Boss Cox. | A Map of Woman's Heart

Trixie Got the Best of It.

TrixieBuffalo, New York, November, 1893 - Two Little Gem Theatre, Buffalo, N. Y., Soubrettes have a scrap on account of a man.[more]

Pretty little Nora Nedihart and Trixie Morris were recently in a Buffalo, N. Y. Police court in sore trouble, and the cause was a man—as usual.

Nora and Trixie do song and dance turns in John Golden's Gem saloon on Broadway.

Nora wore a veil that concealed, as she said, "two lovely black eyes," produced by wicked Trixie.

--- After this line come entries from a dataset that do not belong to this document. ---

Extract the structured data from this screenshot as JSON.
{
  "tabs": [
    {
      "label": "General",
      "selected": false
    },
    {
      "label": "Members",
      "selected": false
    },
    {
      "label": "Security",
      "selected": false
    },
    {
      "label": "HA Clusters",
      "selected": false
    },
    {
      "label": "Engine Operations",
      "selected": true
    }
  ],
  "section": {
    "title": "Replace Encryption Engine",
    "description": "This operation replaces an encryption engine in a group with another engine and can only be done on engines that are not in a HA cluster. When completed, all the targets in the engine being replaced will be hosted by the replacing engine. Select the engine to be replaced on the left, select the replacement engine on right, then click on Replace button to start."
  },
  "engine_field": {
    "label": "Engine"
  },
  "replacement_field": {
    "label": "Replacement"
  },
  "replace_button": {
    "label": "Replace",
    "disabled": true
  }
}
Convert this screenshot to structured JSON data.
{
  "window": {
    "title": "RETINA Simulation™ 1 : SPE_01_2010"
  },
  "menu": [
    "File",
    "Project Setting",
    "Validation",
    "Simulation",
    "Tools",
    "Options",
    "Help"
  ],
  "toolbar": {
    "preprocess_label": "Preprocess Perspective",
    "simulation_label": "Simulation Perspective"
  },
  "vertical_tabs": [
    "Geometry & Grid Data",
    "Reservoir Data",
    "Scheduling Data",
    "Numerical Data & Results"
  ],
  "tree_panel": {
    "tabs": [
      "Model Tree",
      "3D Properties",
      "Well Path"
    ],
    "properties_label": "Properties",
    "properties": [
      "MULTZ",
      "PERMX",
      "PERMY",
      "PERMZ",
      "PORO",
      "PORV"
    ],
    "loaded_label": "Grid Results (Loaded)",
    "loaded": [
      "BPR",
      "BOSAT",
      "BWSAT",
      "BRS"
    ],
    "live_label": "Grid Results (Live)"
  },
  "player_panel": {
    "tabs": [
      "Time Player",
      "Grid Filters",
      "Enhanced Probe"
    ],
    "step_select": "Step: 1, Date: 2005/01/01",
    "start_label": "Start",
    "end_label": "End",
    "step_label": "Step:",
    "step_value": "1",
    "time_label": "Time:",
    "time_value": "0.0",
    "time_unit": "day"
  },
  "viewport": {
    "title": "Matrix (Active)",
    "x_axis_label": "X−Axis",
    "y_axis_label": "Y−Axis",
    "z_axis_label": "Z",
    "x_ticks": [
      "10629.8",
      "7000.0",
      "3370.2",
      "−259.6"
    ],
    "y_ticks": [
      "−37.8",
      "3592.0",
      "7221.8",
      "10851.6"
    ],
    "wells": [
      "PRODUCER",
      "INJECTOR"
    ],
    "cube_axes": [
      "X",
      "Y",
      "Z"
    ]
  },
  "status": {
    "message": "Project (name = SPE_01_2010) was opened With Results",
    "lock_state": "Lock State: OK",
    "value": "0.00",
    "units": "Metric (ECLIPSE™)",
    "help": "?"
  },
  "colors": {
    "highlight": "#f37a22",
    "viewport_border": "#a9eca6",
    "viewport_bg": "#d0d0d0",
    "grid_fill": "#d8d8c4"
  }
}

It all happened on account of a German who went into the wine room of the Gem theatre a few nights ago, when the orchestra was crashing out love songs and the fairies were looking their most witching in short dresses. He was attracted by Nora's languishing eyes—not then in mourning.

"Trixie." said Nora, telling her story, "tried to queer me, and, as she couldn't catch my man, she pasted me, judge.”

"She tried to hit me with a chair ," said Trixie, "I warded off the blow and she fell, and the chair fell on her."

"Ten dollars fine, Trixie," said Judge King. "Pay it or I'll make it thirty days in the workhouse. And you, Nora." said he, "you go home and behave yourself or I'll send you to the Good Shepherd's home."

Then Proprietor John Golden stepped up to the clerk and paid the tax.


Reprinted from The National Police Gazette, November 25, 1893